[Task directions]: Would you filter the listing below so that only lines with the word "label" remain?

________________________

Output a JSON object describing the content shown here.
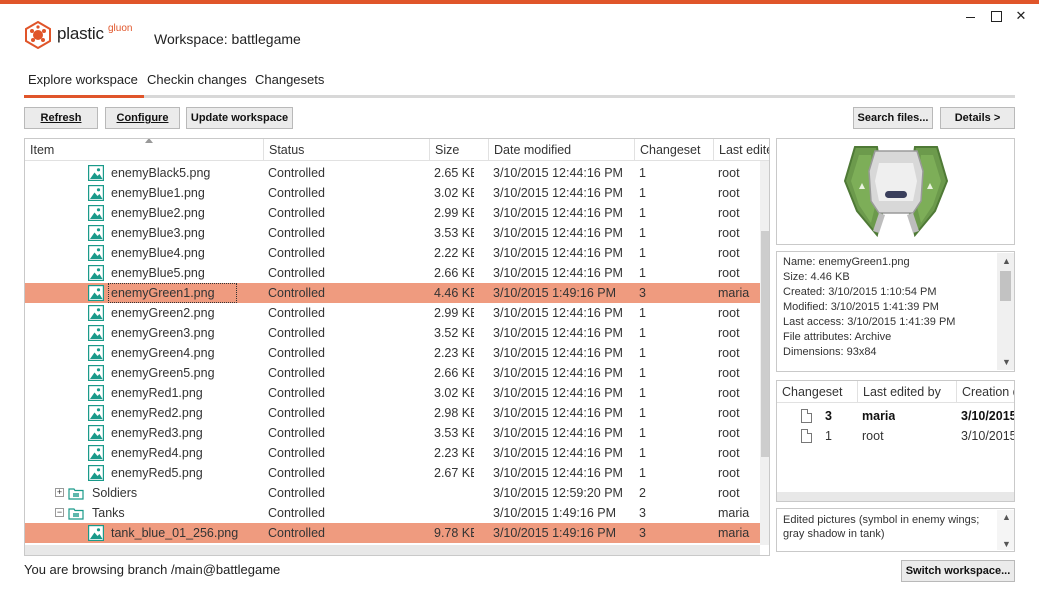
{
  "window": {
    "brand_name": "plastic",
    "brand_sub": "gluon",
    "title": "Workspace: battlegame",
    "accent": "#e0552a"
  },
  "tabs": [
    {
      "label": "Explore workspace",
      "active": true
    },
    {
      "label": "Checkin changes",
      "active": false
    },
    {
      "label": "Changesets",
      "active": false
    }
  ],
  "toolbar": {
    "refresh": "Refresh",
    "configure": "Configure",
    "update": "Update workspace",
    "search": "Search files...",
    "details": "Details >"
  },
  "grid": {
    "columns": [
      "Item",
      "Status",
      "Size",
      "Date modified",
      "Changeset",
      "Last edited by"
    ],
    "rows": [
      {
        "name": "enemyBlack5.png",
        "status": "Controlled",
        "size": "2.65 KB",
        "date": "3/10/2015 12:44:16 PM",
        "cs": "1",
        "last": "root",
        "type": "image"
      },
      {
        "name": "enemyBlue1.png",
        "status": "Controlled",
        "size": "3.02 KB",
        "date": "3/10/2015 12:44:16 PM",
        "cs": "1",
        "last": "root",
        "type": "image"
      },
      {
        "name": "enemyBlue2.png",
        "status": "Controlled",
        "size": "2.99 KB",
        "date": "3/10/2015 12:44:16 PM",
        "cs": "1",
        "last": "root",
        "type": "image"
      },
      {
        "name": "enemyBlue3.png",
        "status": "Controlled",
        "size": "3.53 KB",
        "date": "3/10/2015 12:44:16 PM",
        "cs": "1",
        "last": "root",
        "type": "image"
      },
      {
        "name": "enemyBlue4.png",
        "status": "Controlled",
        "size": "2.22 KB",
        "date": "3/10/2015 12:44:16 PM",
        "cs": "1",
        "last": "root",
        "type": "image"
      },
      {
        "name": "enemyBlue5.png",
        "status": "Controlled",
        "size": "2.66 KB",
        "date": "3/10/2015 12:44:16 PM",
        "cs": "1",
        "last": "root",
        "type": "image"
      },
      {
        "name": "enemyGreen1.png",
        "status": "Controlled",
        "size": "4.46 KB",
        "date": "3/10/2015 1:49:16 PM",
        "cs": "3",
        "last": "maria",
        "type": "image",
        "selected": true
      },
      {
        "name": "enemyGreen2.png",
        "status": "Controlled",
        "size": "2.99 KB",
        "date": "3/10/2015 12:44:16 PM",
        "cs": "1",
        "last": "root",
        "type": "image"
      },
      {
        "name": "enemyGreen3.png",
        "status": "Controlled",
        "size": "3.52 KB",
        "date": "3/10/2015 12:44:16 PM",
        "cs": "1",
        "last": "root",
        "type": "image"
      },
      {
        "name": "enemyGreen4.png",
        "status": "Controlled",
        "size": "2.23 KB",
        "date": "3/10/2015 12:44:16 PM",
        "cs": "1",
        "last": "root",
        "type": "image"
      },
      {
        "name": "enemyGreen5.png",
        "status": "Controlled",
        "size": "2.66 KB",
        "date": "3/10/2015 12:44:16 PM",
        "cs": "1",
        "last": "root",
        "type": "image"
      },
      {
        "name": "enemyRed1.png",
        "status": "Controlled",
        "size": "3.02 KB",
        "date": "3/10/2015 12:44:16 PM",
        "cs": "1",
        "last": "root",
        "type": "image"
      },
      {
        "name": "enemyRed2.png",
        "status": "Controlled",
        "size": "2.98 KB",
        "date": "3/10/2015 12:44:16 PM",
        "cs": "1",
        "last": "root",
        "type": "image"
      },
      {
        "name": "enemyRed3.png",
        "status": "Controlled",
        "size": "3.53 KB",
        "date": "3/10/2015 12:44:16 PM",
        "cs": "1",
        "last": "root",
        "type": "image"
      },
      {
        "name": "enemyRed4.png",
        "status": "Controlled",
        "size": "2.23 KB",
        "date": "3/10/2015 12:44:16 PM",
        "cs": "1",
        "last": "root",
        "type": "image"
      },
      {
        "name": "enemyRed5.png",
        "status": "Controlled",
        "size": "2.67 KB",
        "date": "3/10/2015 12:44:16 PM",
        "cs": "1",
        "last": "root",
        "type": "image"
      },
      {
        "name": "Soldiers",
        "status": "Controlled",
        "size": "",
        "date": "3/10/2015 12:59:20 PM",
        "cs": "2",
        "last": "root",
        "type": "folder",
        "expander": "+"
      },
      {
        "name": "Tanks",
        "status": "Controlled",
        "size": "",
        "date": "3/10/2015 1:49:16 PM",
        "cs": "3",
        "last": "maria",
        "type": "folder",
        "expander": "−"
      },
      {
        "name": "tank_blue_01_256.png",
        "status": "Controlled",
        "size": "9.78 KB",
        "date": "3/10/2015 1:49:16 PM",
        "cs": "3",
        "last": "maria",
        "type": "image",
        "highlight": true
      }
    ]
  },
  "properties": [
    "Name: enemyGreen1.png",
    "Size: 4.46 KB",
    "Created: 3/10/2015 1:10:54 PM",
    "Modified: 3/10/2015 1:41:39 PM",
    "Last access: 3/10/2015 1:41:39 PM",
    "File attributes: Archive",
    "Dimensions: 93x84"
  ],
  "history": {
    "columns": [
      "Changeset",
      "Last edited by",
      "Creation date"
    ],
    "rows": [
      {
        "cs": "3",
        "by": "maria",
        "date": "3/10/2015",
        "bold": true
      },
      {
        "cs": "1",
        "by": "root",
        "date": "3/10/2015",
        "bold": false
      }
    ]
  },
  "comment": "Edited pictures (symbol in enemy wings; gray shadow in tank)",
  "switch_button": "Switch workspace...",
  "status": "You are browsing branch /main@battlegame",
  "colors": {
    "selected_row": "#ef9b7f",
    "icon_teal": "#1a9a8a"
  }
}
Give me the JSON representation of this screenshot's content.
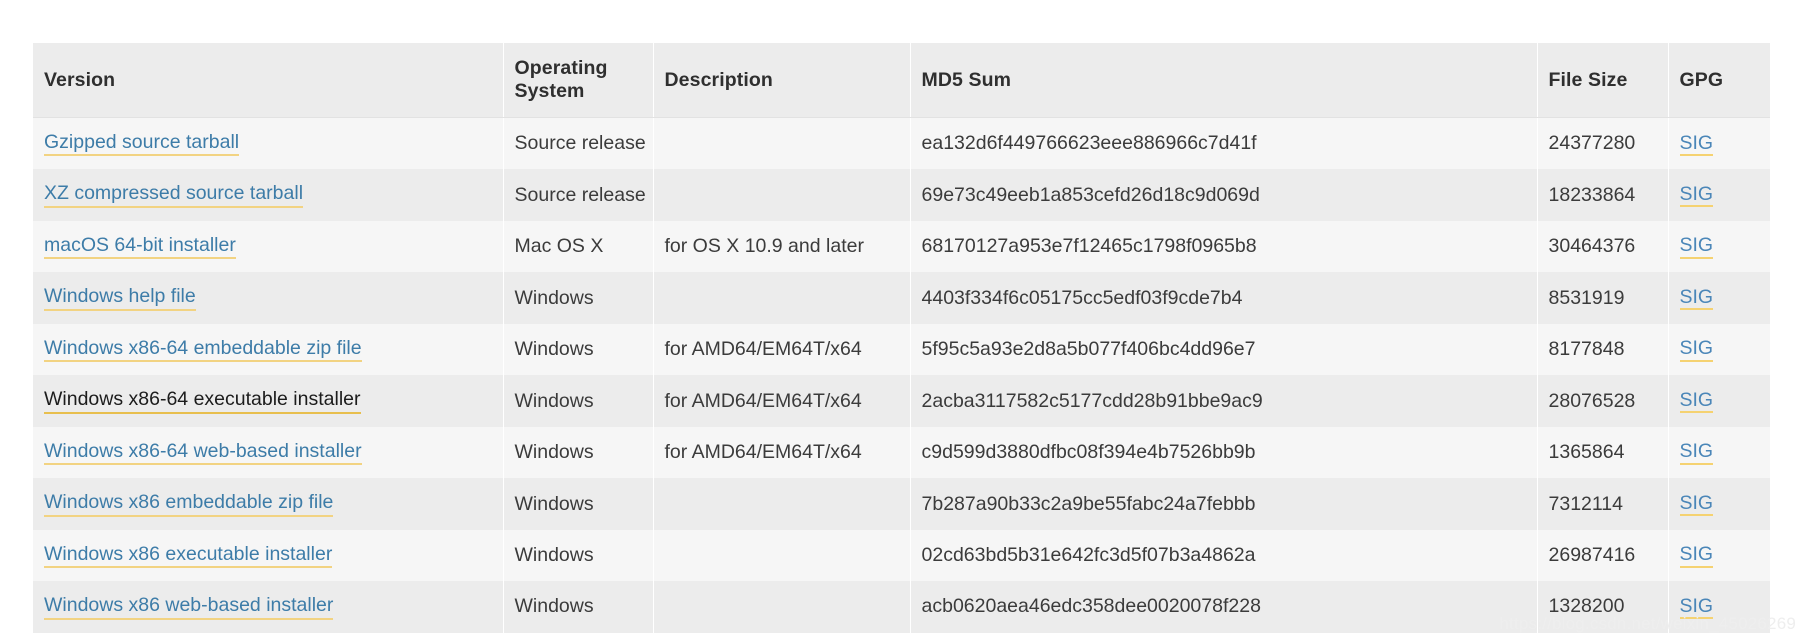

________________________

[Answer box]:
      "label": "Explore workspace",
      "label": "Checkin changes",
      "label": "Changesets",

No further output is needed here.